Excerpts from an interface dataset:
◇ ◇ ◇ ◇ ◇ ◇ ◇

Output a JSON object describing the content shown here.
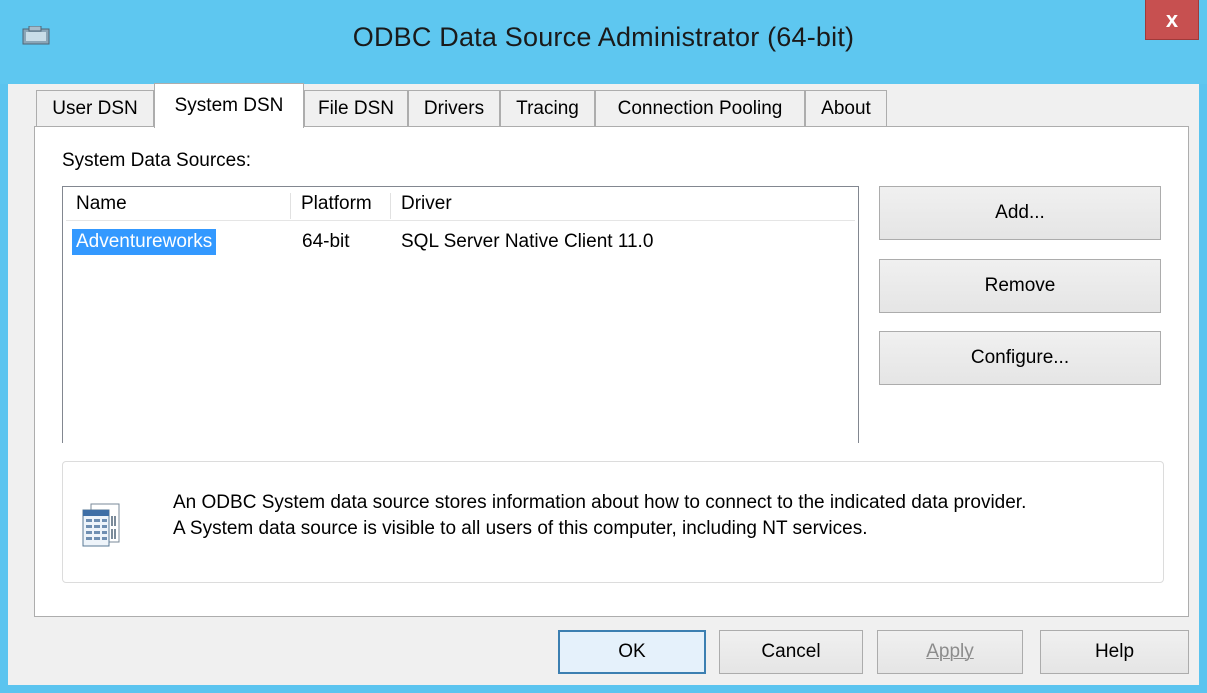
{
  "window": {
    "title": "ODBC Data Source Administrator (64-bit)",
    "close_label": "x"
  },
  "tabs": [
    {
      "label": "User DSN",
      "active": false
    },
    {
      "label": "System DSN",
      "active": true
    },
    {
      "label": "File DSN",
      "active": false
    },
    {
      "label": "Drivers",
      "active": false
    },
    {
      "label": "Tracing",
      "active": false
    },
    {
      "label": "Connection Pooling",
      "active": false
    },
    {
      "label": "About",
      "active": false
    }
  ],
  "panel": {
    "section_label": "System Data Sources:",
    "columns": [
      "Name",
      "Platform",
      "Driver"
    ],
    "rows": [
      {
        "name": "Adventureworks",
        "platform": "64-bit",
        "driver": "SQL Server Native Client 11.0",
        "selected": true
      }
    ],
    "buttons": {
      "add": "Add...",
      "remove": "Remove",
      "configure": "Configure..."
    },
    "info": {
      "line1": "An ODBC System data source stores information about how to connect to the indicated data provider.",
      "line2": "A System data source is visible to all users of this computer, including NT services."
    }
  },
  "footer": {
    "ok": "OK",
    "cancel": "Cancel",
    "apply": "Apply",
    "help": "Help"
  },
  "colors": {
    "titlebar": "#5ec7f0",
    "close": "#c75050",
    "selection": "#3399ff"
  }
}
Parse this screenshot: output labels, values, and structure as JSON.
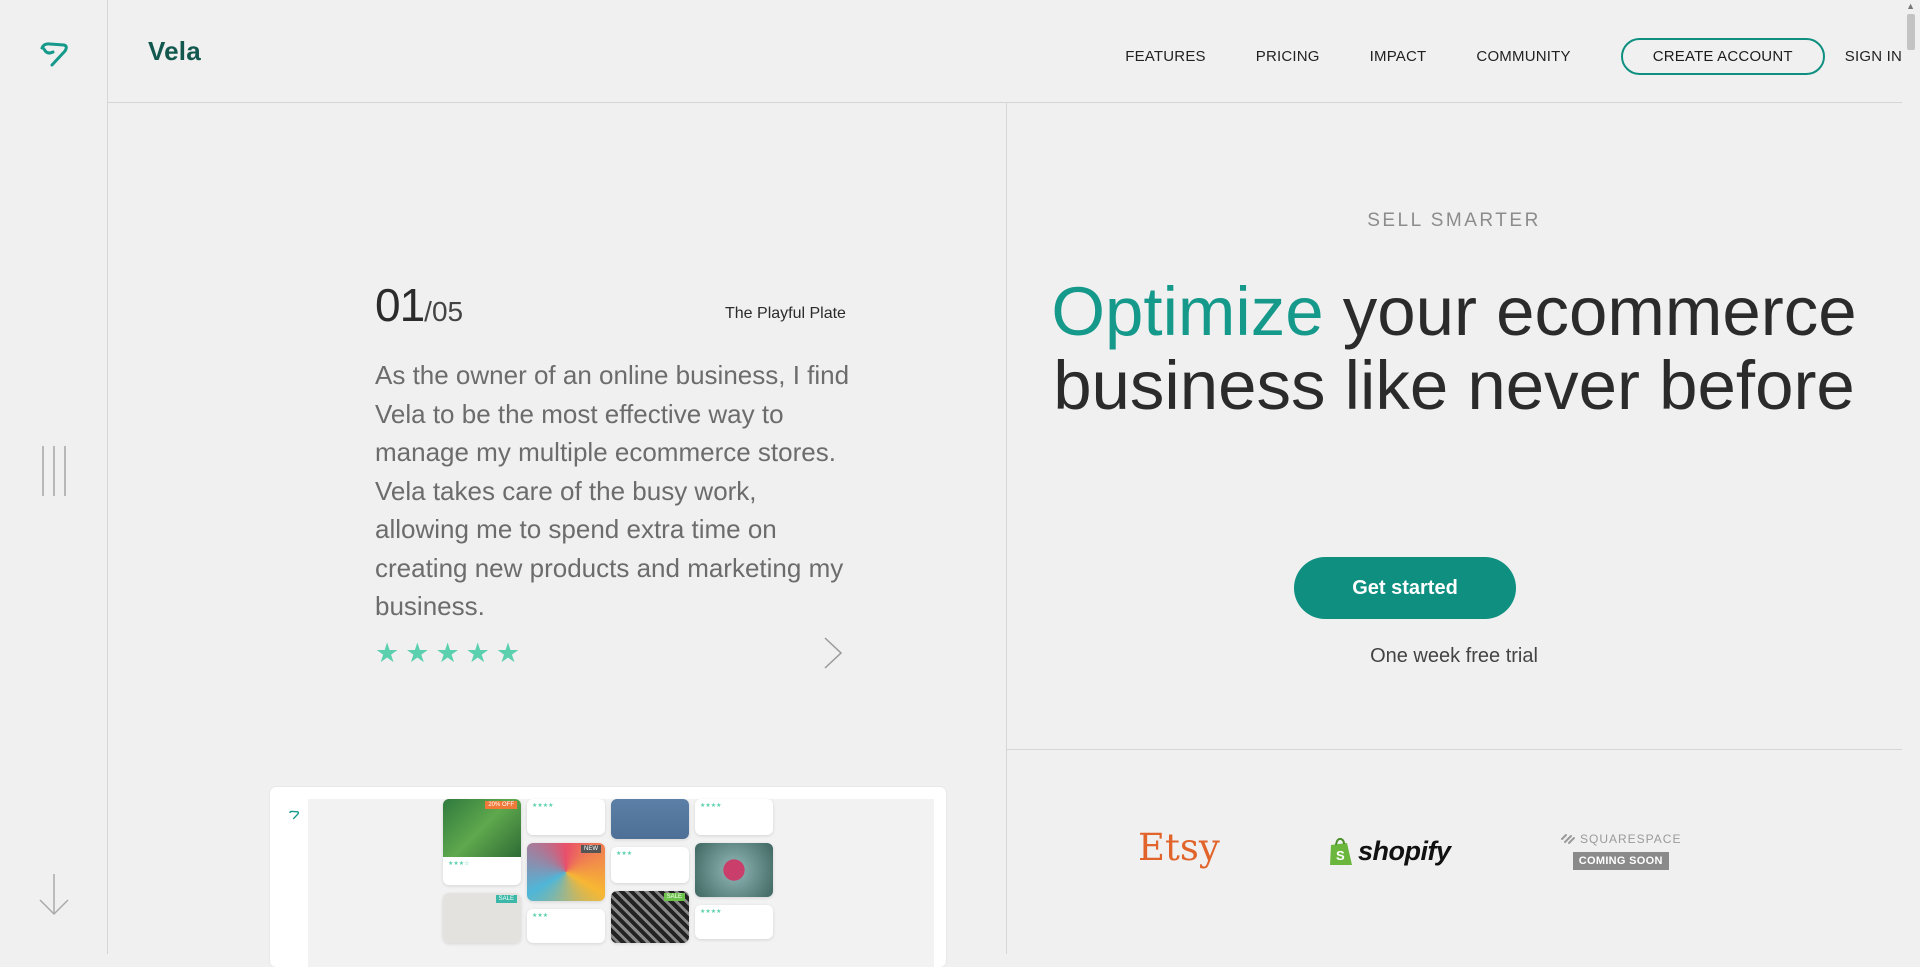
{
  "header": {
    "brand": "Vela",
    "nav": [
      {
        "label": "FEATURES"
      },
      {
        "label": "PRICING"
      },
      {
        "label": "IMPACT"
      },
      {
        "label": "COMMUNITY"
      }
    ],
    "create_account": "CREATE ACCOUNT",
    "sign_in": "SIGN IN"
  },
  "testimonial": {
    "index": "01",
    "total": "/05",
    "author": "The Playful Plate",
    "quote": "As the owner of an online business, I find Vela to be the most effective way to manage my multiple ecommerce stores. Vela takes care of the busy work, allowing me to spend extra time on creating new products and marketing my business.",
    "rating": 5
  },
  "hero": {
    "eyebrow": "SELL SMARTER",
    "headline_accent": "Optimize",
    "headline_rest": " your ecommerce business like never before",
    "cta": "Get started",
    "trial": "One week free trial"
  },
  "partners": {
    "etsy": "Etsy",
    "shopify": "shopify",
    "squarespace": "SQUARESPACE",
    "coming_soon": "COMING SOON"
  },
  "preview": {
    "badges": [
      "20% OFF",
      "NEW",
      "SALE",
      "SALE"
    ]
  },
  "colors": {
    "brand": "#13584f",
    "accent": "#14998a",
    "button": "#0e8f80",
    "stars": "#5bd0ae",
    "etsy": "#e1642b"
  }
}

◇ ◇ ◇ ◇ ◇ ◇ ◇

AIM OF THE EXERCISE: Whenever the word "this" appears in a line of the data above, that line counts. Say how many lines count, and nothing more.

WRITTEN ANSWER: 2